The spring of my junior year in college, I decided that the ultimate fulfillment of my two passionate interests — Italian and graphic design — could only be met through the deft maneuvering of post-graduate study at the Politecnico in Milan. Heading into what was clearly an economic recession, I figured the other side of the pond held enormous potential for my newly-minted approximation of adult life: affordable food, cute guys, a 24-7 chance to practice my Italian and — oh yes — advanced study in my chosen profession. It was, by all indications, a win-win situation. Yet even more brazen than this was my decision to ask for advice outside the confines of my narrow, yet fairly solid pantheon of advisors. No, I didn't ask my parents, or my professors, or even a number of rather sensible grad students I knew at the time. Instead, I headed straight to the top, and wrote to Massimo Vignelli. And he wrote back.
Making Innovation Happen
A Global Aggregation of Leading Edge Articles on Management Innovation, Creative Leadership, Creativity and Innovation.
This is the official blog of Ralph Kerle, Chairman, the Creative Leadership Forum. The views expressed are his own and do not represent the views of the International or National Advisory Board members. Tweet ______________________________________________________________________________________
Entries in education (63)
At an August 6, 2010 conference in Lake Tahoe, the richest and smartest guy in the room, Bill Gates, offered his opinion on the next big thing. Ready? Toilets. All kinds of toilets. Broadband biffies that email PSA counts to your doctor. Do-gooder dumpers that save water in the third world. “[Toilets are] one of the greatest under investments,” Gates effused. “Not much money goes into that. You end up with the low IQ guys on the toilets.” If you know Gates — I once spent 5 days on the road with him — you’ll know he uses the term, IQ, a lot.
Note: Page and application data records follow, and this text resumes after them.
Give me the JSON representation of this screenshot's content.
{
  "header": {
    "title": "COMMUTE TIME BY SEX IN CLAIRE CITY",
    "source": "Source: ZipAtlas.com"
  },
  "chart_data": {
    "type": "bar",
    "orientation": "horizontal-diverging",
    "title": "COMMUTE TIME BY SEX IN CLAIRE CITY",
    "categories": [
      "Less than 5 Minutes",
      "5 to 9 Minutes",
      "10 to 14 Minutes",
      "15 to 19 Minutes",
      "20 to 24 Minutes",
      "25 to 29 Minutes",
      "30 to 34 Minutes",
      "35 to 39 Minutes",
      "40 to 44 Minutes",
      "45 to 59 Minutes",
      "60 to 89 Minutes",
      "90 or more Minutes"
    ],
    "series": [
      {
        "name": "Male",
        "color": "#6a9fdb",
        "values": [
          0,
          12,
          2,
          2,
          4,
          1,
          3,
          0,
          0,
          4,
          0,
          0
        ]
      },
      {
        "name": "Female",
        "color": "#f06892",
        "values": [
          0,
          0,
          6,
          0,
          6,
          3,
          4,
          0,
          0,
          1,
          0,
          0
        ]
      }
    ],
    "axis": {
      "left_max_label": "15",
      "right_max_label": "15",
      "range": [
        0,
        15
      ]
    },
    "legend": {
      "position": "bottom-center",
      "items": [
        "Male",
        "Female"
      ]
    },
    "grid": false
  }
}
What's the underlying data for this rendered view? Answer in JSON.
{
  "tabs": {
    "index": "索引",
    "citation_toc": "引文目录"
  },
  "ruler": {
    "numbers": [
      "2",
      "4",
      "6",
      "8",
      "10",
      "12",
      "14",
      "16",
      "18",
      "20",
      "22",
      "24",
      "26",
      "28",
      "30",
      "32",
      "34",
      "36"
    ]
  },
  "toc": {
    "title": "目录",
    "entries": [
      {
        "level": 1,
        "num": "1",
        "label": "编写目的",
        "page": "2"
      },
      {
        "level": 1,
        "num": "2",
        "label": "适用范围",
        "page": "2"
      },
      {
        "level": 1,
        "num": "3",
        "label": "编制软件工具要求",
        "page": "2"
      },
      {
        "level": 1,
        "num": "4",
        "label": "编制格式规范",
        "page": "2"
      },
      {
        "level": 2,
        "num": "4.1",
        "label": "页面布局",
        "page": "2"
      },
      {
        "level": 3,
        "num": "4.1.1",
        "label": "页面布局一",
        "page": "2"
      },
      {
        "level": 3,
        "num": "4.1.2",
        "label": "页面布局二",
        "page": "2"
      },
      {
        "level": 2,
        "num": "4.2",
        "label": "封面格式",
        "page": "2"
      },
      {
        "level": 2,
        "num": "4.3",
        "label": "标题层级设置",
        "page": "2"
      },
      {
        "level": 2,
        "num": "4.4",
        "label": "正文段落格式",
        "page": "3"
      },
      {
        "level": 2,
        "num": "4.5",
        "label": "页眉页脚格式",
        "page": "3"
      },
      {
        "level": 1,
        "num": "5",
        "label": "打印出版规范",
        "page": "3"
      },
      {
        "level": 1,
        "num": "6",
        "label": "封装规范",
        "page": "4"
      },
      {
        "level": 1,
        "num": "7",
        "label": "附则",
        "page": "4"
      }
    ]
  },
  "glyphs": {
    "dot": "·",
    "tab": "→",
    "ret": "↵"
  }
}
Gates has always loved IQ. He loves it like a football coach loves 40-yard-dash speed. It never seems to occur to Gates that IQ has become a politically incorrect subject for many. Some 30% of American colleges have made the SAT test — a rough proxy for IQ — optional in the admissions process. Where the SAT is still considered, Asian and east Indian enrollment has soared.
There’s a slight irony in that many non-specialists may find this discussion of the problems with abstraction in learning, well, a little abstract. But there is good stuff here, including the background to the Institute for Research on Learning, and what Jean Lave learnt from how people learn in Africa.
Whether or not there is a creativity crisis may be up for debate, but one thing is clear: Our current education system is failing to create an environment that truly fosters creativity and engages the various components of its making – play, collaboration, flexibility, multi-modal stimulation. Now, a new application out of MIT Media Lab is aiming to address some of these issues.
The Never-Ending Drawing Machine is a collaborative creativity station, aimed primarily at kids, that allows users to digitally edit each other's analog, paper sketchbooks. Collaboration can take place either locally or remotely, as the system lives on the cloud. Designed by MIT grad student David Robert and colleagues, NEDM offers a promising platform for virtual co-creation not only within the classroom but also between classrooms around the world, offering yet another tool in our ever-growing arsenal for global, cross-cultural collaboration.
Maria Popova is the editor of Brain Pickings, a curated inventory of miscellaneous interestingness. She writes for Wired UK, GOOD Magazine and Huffington Post, and spends a shameful amount of time on Twitter.